* [Exercise]: Pull every line of the entries that has the word "going".

* [Listed records]:

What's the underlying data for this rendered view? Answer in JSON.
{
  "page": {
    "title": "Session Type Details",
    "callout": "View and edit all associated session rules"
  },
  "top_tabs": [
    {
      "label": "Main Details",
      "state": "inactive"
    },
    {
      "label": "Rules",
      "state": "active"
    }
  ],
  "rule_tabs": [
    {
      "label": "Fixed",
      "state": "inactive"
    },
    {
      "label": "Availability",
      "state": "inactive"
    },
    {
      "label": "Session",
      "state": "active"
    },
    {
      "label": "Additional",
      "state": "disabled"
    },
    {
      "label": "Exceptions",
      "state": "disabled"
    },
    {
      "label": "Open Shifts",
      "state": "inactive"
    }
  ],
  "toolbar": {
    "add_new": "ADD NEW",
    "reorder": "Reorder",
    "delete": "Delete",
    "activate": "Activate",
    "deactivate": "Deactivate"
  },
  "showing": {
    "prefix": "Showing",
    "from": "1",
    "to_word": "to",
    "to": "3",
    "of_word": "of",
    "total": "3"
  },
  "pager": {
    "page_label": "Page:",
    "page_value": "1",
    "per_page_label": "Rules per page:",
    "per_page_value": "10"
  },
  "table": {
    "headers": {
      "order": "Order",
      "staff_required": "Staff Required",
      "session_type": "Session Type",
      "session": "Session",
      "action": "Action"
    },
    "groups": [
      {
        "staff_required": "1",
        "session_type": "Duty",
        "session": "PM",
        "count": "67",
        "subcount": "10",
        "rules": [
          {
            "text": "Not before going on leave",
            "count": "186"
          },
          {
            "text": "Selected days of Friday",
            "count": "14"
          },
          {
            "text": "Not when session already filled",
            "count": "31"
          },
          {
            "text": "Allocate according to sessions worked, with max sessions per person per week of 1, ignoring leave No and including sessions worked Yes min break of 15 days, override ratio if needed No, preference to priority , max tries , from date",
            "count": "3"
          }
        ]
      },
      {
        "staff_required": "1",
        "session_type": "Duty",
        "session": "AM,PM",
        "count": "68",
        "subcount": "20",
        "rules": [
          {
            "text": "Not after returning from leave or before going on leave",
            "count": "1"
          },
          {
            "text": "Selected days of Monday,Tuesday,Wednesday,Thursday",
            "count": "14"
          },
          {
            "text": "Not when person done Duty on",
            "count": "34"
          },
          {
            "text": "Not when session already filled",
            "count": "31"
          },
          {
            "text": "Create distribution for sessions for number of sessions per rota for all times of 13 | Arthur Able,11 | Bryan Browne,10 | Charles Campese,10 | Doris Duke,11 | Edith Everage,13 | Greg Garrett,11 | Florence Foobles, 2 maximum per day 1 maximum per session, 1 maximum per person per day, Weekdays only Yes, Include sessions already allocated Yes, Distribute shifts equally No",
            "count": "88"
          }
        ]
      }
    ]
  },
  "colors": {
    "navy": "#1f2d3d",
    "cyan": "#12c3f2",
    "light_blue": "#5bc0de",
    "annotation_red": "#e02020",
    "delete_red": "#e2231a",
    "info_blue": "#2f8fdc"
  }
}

* [Task result]:
            "text": "Not before going on leave",
            "text": "Not after returning from leave or before going on leave",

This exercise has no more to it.